Exactly as written, output each of the entries below.

--------

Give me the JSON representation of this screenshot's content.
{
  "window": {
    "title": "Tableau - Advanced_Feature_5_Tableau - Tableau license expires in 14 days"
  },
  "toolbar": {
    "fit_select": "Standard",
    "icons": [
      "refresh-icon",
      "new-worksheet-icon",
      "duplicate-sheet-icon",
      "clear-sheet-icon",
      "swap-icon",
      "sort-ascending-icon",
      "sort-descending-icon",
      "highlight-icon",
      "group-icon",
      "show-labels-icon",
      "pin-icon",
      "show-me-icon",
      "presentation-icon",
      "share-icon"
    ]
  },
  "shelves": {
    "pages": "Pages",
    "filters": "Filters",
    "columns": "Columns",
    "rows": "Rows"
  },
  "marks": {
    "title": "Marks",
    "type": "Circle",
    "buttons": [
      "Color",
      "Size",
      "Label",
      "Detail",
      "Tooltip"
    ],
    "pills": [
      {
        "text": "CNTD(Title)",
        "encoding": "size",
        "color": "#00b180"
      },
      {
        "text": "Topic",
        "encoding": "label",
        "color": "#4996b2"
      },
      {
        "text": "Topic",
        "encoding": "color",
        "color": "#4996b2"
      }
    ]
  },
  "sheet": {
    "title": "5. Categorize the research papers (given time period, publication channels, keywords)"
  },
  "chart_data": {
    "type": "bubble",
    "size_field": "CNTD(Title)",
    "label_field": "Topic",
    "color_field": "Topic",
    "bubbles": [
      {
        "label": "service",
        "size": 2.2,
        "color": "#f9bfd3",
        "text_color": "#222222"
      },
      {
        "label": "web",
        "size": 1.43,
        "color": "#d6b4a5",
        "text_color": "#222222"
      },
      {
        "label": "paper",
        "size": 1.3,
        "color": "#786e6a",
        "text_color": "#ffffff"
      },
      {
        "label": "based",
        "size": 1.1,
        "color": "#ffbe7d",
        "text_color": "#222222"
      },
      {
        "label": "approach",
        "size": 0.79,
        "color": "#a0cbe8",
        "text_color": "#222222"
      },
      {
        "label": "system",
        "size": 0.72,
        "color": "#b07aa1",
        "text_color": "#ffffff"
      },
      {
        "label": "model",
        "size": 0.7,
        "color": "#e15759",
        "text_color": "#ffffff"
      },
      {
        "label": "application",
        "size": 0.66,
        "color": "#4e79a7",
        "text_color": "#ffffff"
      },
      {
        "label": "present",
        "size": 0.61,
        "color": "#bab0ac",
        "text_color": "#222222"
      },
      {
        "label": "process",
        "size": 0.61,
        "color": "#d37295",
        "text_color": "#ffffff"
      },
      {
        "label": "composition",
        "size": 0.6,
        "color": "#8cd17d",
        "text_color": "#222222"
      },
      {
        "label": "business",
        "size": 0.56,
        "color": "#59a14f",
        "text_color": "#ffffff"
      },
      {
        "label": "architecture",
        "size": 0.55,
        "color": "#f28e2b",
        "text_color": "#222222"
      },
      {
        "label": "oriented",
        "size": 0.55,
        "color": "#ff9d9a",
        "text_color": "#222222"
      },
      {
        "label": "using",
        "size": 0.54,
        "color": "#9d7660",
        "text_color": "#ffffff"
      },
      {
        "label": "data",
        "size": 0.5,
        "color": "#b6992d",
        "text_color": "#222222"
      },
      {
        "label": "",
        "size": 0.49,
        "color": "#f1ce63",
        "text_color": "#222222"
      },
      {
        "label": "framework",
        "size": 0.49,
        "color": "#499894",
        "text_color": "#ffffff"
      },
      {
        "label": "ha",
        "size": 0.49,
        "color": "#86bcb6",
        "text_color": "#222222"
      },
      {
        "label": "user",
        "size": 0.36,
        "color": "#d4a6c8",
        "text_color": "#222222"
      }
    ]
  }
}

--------

**YOUR SOLUTION**
Give me the JSON representation of this screenshot's content.
{
  "window": {
    "title": "Tableau - Advanced_Feature_5_Tableau - Tableau license expires in 14 days"
  },
  "toolbar": {
    "fit_select": "Standard",
    "icons": [
      "refresh-icon",
      "new-worksheet-icon",
      "duplicate-sheet-icon",
      "clear-sheet-icon",
      "swap-icon",
      "sort-ascending-icon",
      "sort-descending-icon",
      "highlight-icon",
      "group-icon",
      "show-labels-icon",
      "pin-icon",
      "show-me-icon",
      "presentation-icon",
      "share-icon"
    ]
  },
  "shelves": {
    "pages": "Pages",
    "filters": "Filters",
    "columns": "Columns",
    "rows": "Rows"
  },
  "marks": {
    "title": "Marks",
    "type": "Circle",
    "buttons": [
      "Color",
      "Size",
      "Label",
      "Detail",
      "Tooltip"
    ],
    "pills": [
      {
        "text": "CNTD(Title)",
        "encoding": "size",
        "color": "#00b180"
      },
      {
        "text": "Topic",
        "encoding": "label",
        "color": "#4996b2"
      },
      {
        "text": "Topic",
        "encoding": "color",
        "color": "#4996b2"
      }
    ]
  },
  "sheet": {
    "title": "5. Categorize the research papers (given time period, publication channels, keywords)"
  },
  "chart_data": {
    "type": "bubble",
    "size_field": "CNTD(Title)",
    "label_field": "Topic",
    "color_field": "Topic",
    "bubbles": [
      {
        "label": "service",
        "size": 2.2,
        "color": "#f9bfd3",
        "text_color": "#222222"
      },
      {
        "label": "web",
        "size": 1.43,
        "color": "#d6b4a5",
        "text_color": "#222222"
      },
      {
        "label": "paper",
        "size": 1.3,
        "color": "#786e6a",
        "text_color": "#ffffff"
      },
      {
        "label": "based",
        "size": 1.1,
        "color": "#ffbe7d",
        "text_color": "#222222"
      },
      {
        "label": "approach",
        "size": 0.79,
        "color": "#a0cbe8",
        "text_color": "#222222"
      },
      {
        "label": "system",
        "size": 0.72,
        "color": "#b07aa1",
        "text_color": "#ffffff"
      },
      {
        "label": "model",
        "size": 0.7,
        "color": "#e15759",
        "text_color": "#ffffff"
      },
      {
        "label": "application",
        "size": 0.66,
        "color": "#4e79a7",
        "text_color": "#ffffff"
      },
      {
        "label": "present",
        "size": 0.61,
        "color": "#bab0ac",
        "text_color": "#222222"
      },
      {
        "label": "process",
        "size": 0.61,
        "color": "#d37295",
        "text_color": "#ffffff"
      },
      {
        "label": "composition",
        "size": 0.6,
        "color": "#8cd17d",
        "text_color": "#222222"
      },
      {
        "label": "business",
        "size": 0.56,
        "color": "#59a14f",
        "text_color": "#ffffff"
      },
      {
        "label": "architecture",
        "size": 0.55,
        "color": "#f28e2b",
        "text_color": "#222222"
      },
      {
        "label": "oriented",
        "size": 0.55,
        "color": "#ff9d9a",
        "text_color": "#222222"
      },
      {
        "label": "using",
        "size": 0.54,
        "color": "#9d7660",
        "text_color": "#ffffff"
      },
      {
        "label": "data",
        "size": 0.5,
        "color": "#b6992d",
        "text_color": "#222222"
      },
      {
        "label": "",
        "size": 0.49,
        "color": "#f1ce63",
        "text_color": "#222222"
      },
      {
        "label": "framework",
        "size": 0.49,
        "color": "#499894",
        "text_color": "#ffffff"
      },
      {
        "label": "ha",
        "size": 0.49,
        "color": "#86bcb6",
        "text_color": "#222222"
      },
      {
        "label": "user",
        "size": 0.36,
        "color": "#d4a6c8",
        "text_color": "#222222"
      }
    ]
  }
}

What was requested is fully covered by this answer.